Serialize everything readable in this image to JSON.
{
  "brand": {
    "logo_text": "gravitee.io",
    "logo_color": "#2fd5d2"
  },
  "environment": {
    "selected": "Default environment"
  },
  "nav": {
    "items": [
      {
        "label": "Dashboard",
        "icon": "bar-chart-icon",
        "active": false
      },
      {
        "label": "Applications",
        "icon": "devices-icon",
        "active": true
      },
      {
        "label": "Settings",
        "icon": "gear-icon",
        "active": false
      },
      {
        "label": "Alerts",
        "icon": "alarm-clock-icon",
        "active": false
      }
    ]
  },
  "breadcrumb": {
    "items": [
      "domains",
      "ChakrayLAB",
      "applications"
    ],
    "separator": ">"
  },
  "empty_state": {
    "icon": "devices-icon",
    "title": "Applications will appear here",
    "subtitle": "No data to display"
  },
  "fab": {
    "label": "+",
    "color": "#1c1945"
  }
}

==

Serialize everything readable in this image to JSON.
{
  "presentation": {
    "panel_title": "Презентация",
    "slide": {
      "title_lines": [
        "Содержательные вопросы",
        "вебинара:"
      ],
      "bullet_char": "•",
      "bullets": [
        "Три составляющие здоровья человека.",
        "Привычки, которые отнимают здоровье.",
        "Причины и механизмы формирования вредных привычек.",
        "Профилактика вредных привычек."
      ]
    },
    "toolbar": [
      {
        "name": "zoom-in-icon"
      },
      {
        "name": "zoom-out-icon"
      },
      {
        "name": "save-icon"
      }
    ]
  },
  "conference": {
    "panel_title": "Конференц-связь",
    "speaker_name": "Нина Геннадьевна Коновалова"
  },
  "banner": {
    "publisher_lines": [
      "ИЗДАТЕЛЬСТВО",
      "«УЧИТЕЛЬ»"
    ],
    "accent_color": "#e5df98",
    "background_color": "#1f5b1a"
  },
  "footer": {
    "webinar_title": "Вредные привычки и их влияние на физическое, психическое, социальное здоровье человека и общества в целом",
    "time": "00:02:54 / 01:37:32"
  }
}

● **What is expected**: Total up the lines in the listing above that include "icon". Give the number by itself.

● **Answer space**: 8